Today we go for a night photo-walk to Fushimi Inari-taisha, the head shrine of the kami Inari, located just a train stop away from the bustling city of Kyoto.
While on my evening walk today, I dropped in at Ukimido Pavilion. Ukimido is a hexagonal gazebo over the Sagiike Pond in an aloof area of Nara Park. During summer evenings the floating pavilion is illuminated and it feels very relaxing sitting in the center of the pond surrounded by enchanting lights.
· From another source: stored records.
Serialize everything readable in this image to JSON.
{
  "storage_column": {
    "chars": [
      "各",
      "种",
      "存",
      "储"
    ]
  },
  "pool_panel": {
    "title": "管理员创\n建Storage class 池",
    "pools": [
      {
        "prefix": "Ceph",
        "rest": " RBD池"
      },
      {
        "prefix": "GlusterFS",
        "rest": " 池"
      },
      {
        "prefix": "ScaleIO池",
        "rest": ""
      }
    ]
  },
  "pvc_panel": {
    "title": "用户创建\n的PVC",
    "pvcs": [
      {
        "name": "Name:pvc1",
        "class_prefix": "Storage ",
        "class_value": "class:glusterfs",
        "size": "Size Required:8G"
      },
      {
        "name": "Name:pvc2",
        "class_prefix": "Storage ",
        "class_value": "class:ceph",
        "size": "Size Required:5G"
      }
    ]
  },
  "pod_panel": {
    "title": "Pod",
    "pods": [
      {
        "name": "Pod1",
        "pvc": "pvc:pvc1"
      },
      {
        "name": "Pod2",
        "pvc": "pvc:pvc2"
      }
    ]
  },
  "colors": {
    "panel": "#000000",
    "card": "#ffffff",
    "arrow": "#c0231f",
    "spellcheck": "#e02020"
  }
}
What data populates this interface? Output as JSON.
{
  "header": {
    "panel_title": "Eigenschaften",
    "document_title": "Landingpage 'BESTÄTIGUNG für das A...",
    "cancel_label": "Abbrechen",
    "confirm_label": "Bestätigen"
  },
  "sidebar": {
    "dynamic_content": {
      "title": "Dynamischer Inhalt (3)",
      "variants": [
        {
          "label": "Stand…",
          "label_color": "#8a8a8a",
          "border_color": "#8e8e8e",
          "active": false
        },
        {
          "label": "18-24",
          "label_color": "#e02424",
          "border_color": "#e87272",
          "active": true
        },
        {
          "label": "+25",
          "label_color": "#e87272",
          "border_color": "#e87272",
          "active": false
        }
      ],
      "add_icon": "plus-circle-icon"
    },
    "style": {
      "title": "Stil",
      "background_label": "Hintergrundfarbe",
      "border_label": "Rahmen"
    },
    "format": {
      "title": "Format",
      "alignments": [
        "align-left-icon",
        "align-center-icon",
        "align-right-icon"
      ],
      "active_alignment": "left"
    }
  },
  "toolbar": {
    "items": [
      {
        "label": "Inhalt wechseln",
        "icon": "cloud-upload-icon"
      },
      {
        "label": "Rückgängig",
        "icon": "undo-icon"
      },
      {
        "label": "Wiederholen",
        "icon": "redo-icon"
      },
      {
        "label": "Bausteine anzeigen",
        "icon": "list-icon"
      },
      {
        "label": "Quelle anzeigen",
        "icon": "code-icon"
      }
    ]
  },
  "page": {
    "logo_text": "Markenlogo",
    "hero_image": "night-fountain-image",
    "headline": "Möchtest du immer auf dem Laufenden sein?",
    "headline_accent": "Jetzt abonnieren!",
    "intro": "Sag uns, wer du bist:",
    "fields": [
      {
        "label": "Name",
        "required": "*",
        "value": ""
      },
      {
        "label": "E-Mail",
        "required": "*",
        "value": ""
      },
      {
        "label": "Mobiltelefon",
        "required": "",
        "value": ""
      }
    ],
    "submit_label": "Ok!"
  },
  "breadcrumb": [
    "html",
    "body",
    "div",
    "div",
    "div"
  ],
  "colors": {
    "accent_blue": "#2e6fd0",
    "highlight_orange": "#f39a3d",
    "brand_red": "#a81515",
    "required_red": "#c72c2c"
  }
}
I love walking around Osaka Castle in the evenings. The castle was built by Toyotomi Hideyoshi, who ruled Japan in the latter half of the 16th century. The stone walls and moats surround the castle separating it from the bustling city. As dusk sets in, the sodium lamps light up the pathways surrounding the castle. The weeping sakura leaves along the wide moat briskly sway in the wind and the castle itself looks like a fantasy structure from the mythical age of dragons.
Today we take a walk down to Yasaka-dori in Kyoto to the stunning Yasaka-no-to Pagoda. Built in 592, the Pagoda is the only standing structure of the Hokan-ji Temple. The rest of the structures have either been destroyed by fires or earthquakes over the years.
Hōryū-ji is one of the seven great temples of Nara. Today we investigate the Pagoda at the grounds, said to be one of the oldest standing wooden structures in history. The tree used in the construction of the Pagoda dates back to 594 A.D. Can wood even survive that long!
We decided to do something different this new year eve. We walked down to Todaiji at midnight to usher in the new year with the blessings of the great Daibutsu. For it is only during New Year eve that the upper doors, in front of the face of the Great Buddha, are opened so all can witness the eyes of the Daibutsu.
One cannot but feel tiny in front of Todaiji, home to the world’s largest bronze Buddha, housed in the colossal Daibutsuden Hall. Constructed in 752 AD as the head temple of all provincial Buddhist temples, it rose to become one of the most powerful temple in Japan, guarded by the fierce Sohei warrior monks.
I go back to explore Kasuga Taisha, shrine of a thousand lanterns, hidden away in the primeval forest of Kasugayama. Shinto shrines are generally destroyed and rebuilt every 20 years for purification purposes and this is the 57th re-incarnation of the 1700 year old Shrine.
I took the Nara Kotsu bus to explore the 7th century temple of Yakushi-ji in the suburbs of Nara. Known as the Temple of Medicine, Yakushi-ji is among Unesco’s list of “Historic Monuments of Ancient Nara” World Heritage Site.